# What you need to do
Would you please output the data exactly, omitting no line?

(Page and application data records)
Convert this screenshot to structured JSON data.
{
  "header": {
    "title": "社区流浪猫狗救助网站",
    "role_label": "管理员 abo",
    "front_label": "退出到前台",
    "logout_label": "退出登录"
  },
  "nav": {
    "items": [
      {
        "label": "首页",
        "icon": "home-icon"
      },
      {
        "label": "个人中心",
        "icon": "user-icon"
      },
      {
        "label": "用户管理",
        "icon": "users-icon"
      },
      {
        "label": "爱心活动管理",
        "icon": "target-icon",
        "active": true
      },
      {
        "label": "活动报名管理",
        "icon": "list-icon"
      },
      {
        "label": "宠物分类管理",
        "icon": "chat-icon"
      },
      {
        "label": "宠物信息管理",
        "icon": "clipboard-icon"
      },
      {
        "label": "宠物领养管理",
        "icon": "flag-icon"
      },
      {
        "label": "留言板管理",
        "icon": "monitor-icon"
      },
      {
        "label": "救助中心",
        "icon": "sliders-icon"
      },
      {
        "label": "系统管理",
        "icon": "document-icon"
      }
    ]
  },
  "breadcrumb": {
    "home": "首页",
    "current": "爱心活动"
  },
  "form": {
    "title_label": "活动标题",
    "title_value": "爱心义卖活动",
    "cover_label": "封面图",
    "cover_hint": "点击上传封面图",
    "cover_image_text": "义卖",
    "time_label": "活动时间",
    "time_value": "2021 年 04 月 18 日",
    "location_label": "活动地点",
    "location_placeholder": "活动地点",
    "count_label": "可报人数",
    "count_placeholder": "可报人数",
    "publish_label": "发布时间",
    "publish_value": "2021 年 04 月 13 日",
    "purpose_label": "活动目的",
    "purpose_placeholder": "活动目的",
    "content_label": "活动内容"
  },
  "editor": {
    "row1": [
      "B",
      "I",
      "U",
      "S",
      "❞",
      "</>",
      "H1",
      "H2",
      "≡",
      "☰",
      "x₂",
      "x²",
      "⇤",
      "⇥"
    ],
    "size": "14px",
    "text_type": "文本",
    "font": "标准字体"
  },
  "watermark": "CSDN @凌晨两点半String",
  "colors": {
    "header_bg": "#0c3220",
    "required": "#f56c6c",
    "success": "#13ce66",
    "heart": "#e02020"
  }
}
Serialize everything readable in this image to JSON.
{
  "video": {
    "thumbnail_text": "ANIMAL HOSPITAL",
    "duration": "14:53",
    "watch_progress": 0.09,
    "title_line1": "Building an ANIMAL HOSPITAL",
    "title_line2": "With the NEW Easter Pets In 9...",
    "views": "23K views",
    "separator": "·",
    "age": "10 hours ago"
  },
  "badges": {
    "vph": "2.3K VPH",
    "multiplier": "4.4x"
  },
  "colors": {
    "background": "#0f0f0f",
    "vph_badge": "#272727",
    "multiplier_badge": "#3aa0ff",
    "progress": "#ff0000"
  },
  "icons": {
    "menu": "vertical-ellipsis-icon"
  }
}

# Expected answer
Convert this screenshot to structured JSON data.
{
  "header": {
    "title": "社区流浪猫狗救助网站",
    "role_label": "管理员 abo",
    "front_label": "退出到前台",
    "logout_label": "退出登录"
  },
  "nav": {
    "items": [
      {
        "label": "首页",
        "icon": "home-icon"
      },
      {
        "label": "个人中心",
        "icon": "user-icon"
      },
      {
        "label": "用户管理",
        "icon": "users-icon"
      },
      {
        "label": "爱心活动管理",
        "icon": "target-icon",
        "active": true
      },
      {
        "label": "活动报名管理",
        "icon": "list-icon"
      },
      {
        "label": "宠物分类管理",
        "icon": "chat-icon"
      },
      {
        "label": "宠物信息管理",
        "icon": "clipboard-icon"
      },
      {
        "label": "宠物领养管理",
        "icon": "flag-icon"
      },
      {
        "label": "留言板管理",
        "icon": "monitor-icon"
      },
      {
        "label": "救助中心",
        "icon": "sliders-icon"
      },
      {
        "label": "系统管理",
        "icon": "document-icon"
      }
    ]
  },
  "breadcrumb": {
    "home": "首页",
    "current": "爱心活动"
  },
  "form": {
    "title_label": "活动标题",
    "title_value": "爱心义卖活动",
    "cover_label": "封面图",
    "cover_hint": "点击上传封面图",
    "cover_image_text": "义卖",
    "time_label": "活动时间",
    "time_value": "2021 年 04 月 18 日",
    "location_label": "活动地点",
    "location_placeholder": "活动地点",
    "count_label": "可报人数",
    "count_placeholder": "可报人数",
    "publish_label": "发布时间",
    "publish_value": "2021 年 04 月 13 日",
    "purpose_label": "活动目的",
    "purpose_placeholder": "活动目的",
    "content_label": "活动内容"
  },
  "editor": {
    "row1": [
      "B",
      "I",
      "U",
      "S",
      "❞",
      "</>",
      "H1",
      "H2",
      "≡",
      "☰",
      "x₂",
      "x²",
      "⇤",
      "⇥"
    ],
    "size": "14px",
    "text_type": "文本",
    "font": "标准字体"
  },
  "watermark": "CSDN @凌晨两点半String",
  "colors": {
    "header_bg": "#0c3220",
    "required": "#f56c6c",
    "success": "#13ce66",
    "heart": "#e02020"
  }
}
Serialize everything readable in this image to JSON.
{
  "video": {
    "thumbnail_text": "ANIMAL HOSPITAL",
    "duration": "14:53",
    "watch_progress": 0.09,
    "title_line1": "Building an ANIMAL HOSPITAL",
    "title_line2": "With the NEW Easter Pets In 9...",
    "views": "23K views",
    "separator": "·",
    "age": "10 hours ago"
  },
  "badges": {
    "vph": "2.3K VPH",
    "multiplier": "4.4x"
  },
  "colors": {
    "background": "#0f0f0f",
    "vph_badge": "#272727",
    "multiplier_badge": "#3aa0ff",
    "progress": "#ff0000"
  },
  "icons": {
    "menu": "vertical-ellipsis-icon"
  }
}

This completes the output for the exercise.